▸ Exercise objective: What lines of the data hold the string "Editor"? Copy them all.

+++++

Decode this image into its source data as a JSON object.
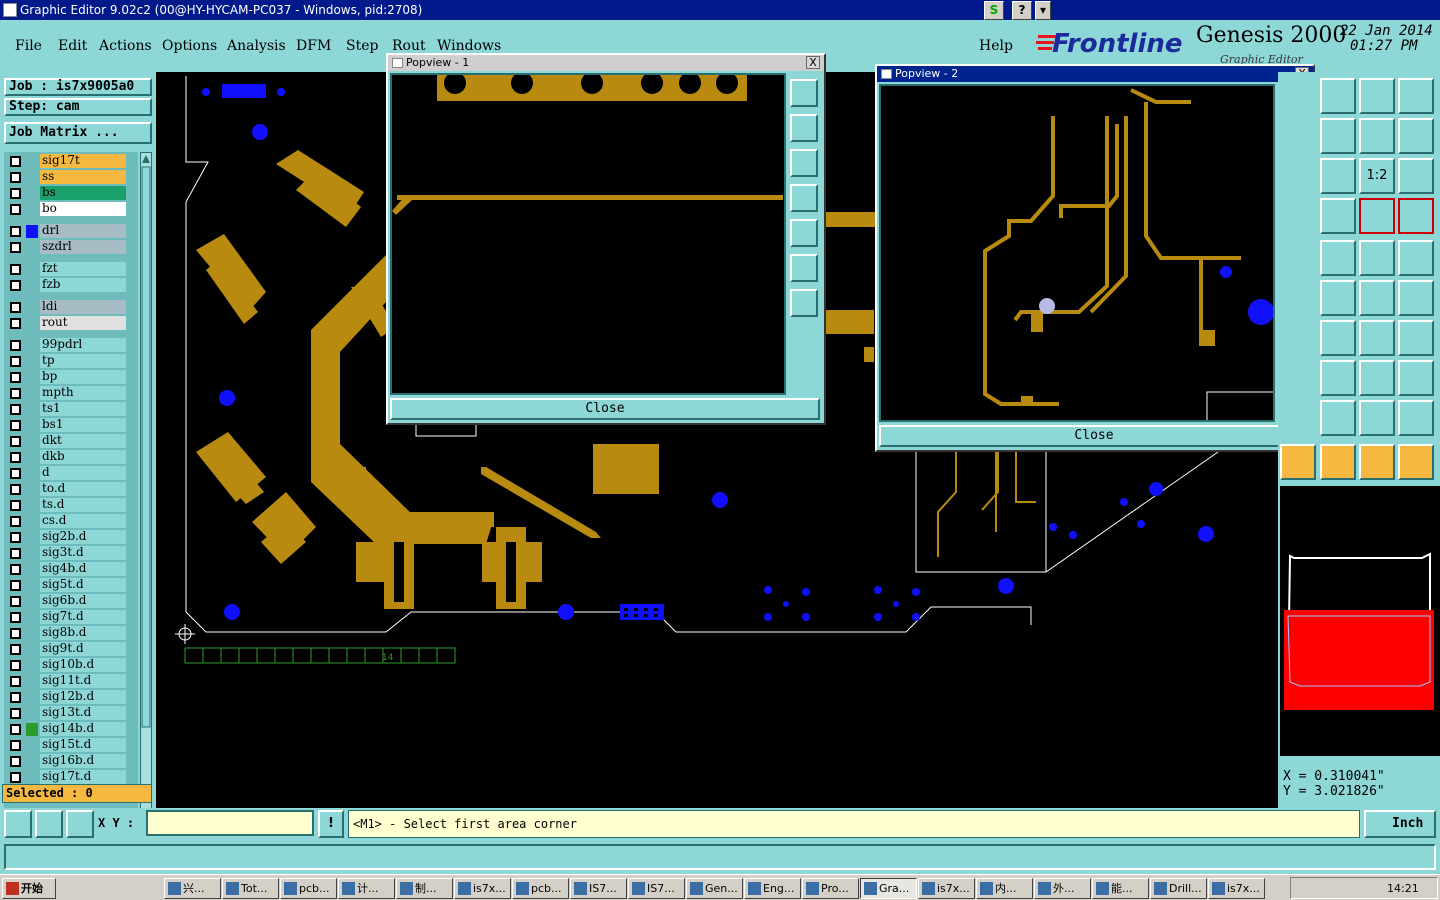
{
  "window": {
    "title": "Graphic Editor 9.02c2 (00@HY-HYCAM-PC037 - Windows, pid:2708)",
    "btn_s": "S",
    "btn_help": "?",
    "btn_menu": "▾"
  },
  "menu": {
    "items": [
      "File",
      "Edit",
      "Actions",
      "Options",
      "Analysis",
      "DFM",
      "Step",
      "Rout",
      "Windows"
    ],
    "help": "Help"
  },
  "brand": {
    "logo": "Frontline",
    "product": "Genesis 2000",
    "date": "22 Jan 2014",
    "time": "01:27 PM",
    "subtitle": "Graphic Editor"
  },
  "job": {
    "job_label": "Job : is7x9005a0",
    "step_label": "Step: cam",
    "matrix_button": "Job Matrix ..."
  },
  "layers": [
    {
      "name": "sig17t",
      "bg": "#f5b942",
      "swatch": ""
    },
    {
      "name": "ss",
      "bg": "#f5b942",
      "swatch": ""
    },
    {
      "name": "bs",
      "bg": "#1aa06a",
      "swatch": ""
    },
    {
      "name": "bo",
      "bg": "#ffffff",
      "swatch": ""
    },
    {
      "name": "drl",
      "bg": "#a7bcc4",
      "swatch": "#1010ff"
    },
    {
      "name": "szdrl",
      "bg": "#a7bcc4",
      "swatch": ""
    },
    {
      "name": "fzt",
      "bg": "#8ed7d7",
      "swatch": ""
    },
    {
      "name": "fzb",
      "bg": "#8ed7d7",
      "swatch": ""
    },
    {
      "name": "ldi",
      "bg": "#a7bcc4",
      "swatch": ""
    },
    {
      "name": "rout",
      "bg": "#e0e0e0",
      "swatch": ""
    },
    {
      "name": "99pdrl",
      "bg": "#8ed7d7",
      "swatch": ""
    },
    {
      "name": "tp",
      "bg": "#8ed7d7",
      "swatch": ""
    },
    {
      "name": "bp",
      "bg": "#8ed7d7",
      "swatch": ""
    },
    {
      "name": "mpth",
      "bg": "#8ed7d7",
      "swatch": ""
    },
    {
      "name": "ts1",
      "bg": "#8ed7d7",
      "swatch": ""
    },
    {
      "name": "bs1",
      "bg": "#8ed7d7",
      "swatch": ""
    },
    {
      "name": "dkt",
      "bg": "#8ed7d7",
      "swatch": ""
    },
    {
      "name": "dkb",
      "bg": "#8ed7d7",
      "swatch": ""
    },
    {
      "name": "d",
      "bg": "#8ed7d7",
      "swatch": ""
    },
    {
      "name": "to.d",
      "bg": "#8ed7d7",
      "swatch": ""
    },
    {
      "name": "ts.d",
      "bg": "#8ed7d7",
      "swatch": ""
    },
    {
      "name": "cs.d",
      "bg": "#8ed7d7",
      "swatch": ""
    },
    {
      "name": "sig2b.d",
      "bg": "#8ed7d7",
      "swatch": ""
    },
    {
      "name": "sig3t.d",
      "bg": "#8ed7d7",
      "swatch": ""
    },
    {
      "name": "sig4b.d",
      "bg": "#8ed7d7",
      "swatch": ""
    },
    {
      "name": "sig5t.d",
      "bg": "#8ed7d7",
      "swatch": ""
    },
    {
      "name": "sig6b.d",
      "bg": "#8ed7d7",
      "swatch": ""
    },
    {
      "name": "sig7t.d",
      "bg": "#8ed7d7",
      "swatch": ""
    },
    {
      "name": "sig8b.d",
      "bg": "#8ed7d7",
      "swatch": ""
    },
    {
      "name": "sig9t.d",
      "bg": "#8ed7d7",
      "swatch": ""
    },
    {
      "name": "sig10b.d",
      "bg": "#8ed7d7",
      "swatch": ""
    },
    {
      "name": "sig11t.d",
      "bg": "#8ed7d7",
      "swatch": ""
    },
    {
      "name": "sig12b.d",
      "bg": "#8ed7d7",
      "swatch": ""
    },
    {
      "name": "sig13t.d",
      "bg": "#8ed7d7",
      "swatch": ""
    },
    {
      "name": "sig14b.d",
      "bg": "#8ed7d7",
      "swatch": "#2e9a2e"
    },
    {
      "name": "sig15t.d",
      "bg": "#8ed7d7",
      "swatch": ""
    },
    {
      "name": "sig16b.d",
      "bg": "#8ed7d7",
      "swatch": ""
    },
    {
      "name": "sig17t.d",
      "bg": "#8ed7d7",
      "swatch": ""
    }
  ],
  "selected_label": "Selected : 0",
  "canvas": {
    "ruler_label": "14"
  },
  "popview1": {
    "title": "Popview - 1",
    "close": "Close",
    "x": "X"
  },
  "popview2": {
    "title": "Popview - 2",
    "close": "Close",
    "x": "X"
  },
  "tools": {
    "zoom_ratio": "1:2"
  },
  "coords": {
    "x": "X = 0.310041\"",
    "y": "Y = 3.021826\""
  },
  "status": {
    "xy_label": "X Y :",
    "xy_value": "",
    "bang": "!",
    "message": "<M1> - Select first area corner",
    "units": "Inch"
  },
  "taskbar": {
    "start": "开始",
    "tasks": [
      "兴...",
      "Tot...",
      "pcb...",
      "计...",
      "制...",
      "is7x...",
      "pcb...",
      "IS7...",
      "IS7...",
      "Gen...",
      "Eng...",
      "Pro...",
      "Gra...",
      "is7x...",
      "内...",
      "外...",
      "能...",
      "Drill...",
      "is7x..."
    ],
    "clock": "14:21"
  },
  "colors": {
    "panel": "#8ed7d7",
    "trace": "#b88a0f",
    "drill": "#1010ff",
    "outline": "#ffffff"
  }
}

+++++

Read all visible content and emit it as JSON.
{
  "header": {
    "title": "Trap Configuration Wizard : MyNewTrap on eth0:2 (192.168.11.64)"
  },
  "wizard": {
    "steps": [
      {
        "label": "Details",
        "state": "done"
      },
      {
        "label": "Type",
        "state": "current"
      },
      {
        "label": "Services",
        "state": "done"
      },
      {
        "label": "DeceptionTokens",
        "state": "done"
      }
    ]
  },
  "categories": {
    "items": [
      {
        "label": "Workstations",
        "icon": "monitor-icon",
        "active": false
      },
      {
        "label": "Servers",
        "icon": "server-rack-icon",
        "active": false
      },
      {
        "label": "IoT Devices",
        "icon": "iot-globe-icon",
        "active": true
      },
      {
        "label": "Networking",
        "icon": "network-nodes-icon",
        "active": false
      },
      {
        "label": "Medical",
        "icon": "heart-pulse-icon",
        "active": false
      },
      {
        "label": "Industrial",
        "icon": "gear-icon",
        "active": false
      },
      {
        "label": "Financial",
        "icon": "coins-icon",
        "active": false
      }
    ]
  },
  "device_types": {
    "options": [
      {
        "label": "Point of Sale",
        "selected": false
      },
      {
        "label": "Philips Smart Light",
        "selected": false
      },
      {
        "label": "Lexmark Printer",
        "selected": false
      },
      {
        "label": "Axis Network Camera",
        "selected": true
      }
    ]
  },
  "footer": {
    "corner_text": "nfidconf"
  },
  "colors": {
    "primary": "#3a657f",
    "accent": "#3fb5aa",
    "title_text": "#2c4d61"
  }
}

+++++

▸ Answer space:
    "title": "Graphic Editor 9.02c2 (00@HY-HYCAM-PC037 - Windows, pid:2708)",
    "subtitle": "Graphic Editor"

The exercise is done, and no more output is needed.